=== Task prompt ===
Collect every line of the records below that contains the word "your".

=== Study material ===
◆ ◆ ◆ ◆ ◆ ◆ ◆

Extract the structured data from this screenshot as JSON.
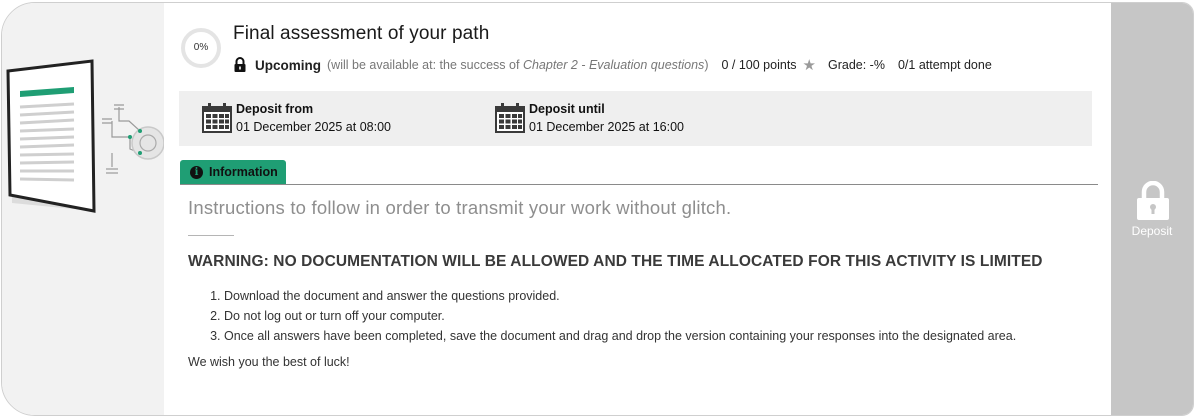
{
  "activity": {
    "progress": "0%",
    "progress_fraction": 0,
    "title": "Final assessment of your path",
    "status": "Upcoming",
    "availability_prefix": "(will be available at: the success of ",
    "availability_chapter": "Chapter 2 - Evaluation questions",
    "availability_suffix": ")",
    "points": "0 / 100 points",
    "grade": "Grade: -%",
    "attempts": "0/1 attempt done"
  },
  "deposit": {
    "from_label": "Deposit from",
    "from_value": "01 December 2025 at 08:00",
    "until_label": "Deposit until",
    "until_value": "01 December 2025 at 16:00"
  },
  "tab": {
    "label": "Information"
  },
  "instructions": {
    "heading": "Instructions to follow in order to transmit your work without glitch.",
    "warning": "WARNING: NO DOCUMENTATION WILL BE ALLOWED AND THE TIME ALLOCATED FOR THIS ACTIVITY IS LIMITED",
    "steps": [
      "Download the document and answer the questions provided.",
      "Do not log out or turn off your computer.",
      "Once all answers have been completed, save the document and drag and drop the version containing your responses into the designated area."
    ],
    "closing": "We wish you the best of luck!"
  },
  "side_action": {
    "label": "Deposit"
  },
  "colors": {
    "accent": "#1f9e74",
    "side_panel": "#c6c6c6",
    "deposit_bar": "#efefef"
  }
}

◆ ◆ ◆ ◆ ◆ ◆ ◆

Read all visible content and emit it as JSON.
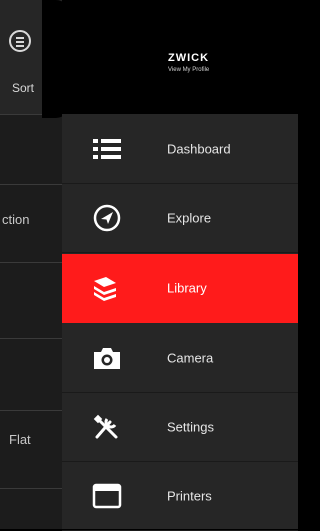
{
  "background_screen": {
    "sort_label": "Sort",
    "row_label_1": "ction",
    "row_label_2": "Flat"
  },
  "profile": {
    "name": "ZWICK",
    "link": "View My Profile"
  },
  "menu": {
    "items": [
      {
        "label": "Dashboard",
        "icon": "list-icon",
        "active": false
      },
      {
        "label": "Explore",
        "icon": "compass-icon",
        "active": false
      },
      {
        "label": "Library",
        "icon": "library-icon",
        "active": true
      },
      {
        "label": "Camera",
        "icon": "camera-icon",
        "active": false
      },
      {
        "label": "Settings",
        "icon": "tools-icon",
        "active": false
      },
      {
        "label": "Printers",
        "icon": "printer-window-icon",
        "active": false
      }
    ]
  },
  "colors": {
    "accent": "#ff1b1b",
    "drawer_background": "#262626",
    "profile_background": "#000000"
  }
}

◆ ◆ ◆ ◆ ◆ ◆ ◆

=== Written response ===
    "title": "Final assessment of your path",
    "heading": "Instructions to follow in order to transmit your work without glitch.",
      "Do not log out or turn off your computer.",
      "Once all answers have been completed, save the document and drag and drop the version containing your responses into the designated area."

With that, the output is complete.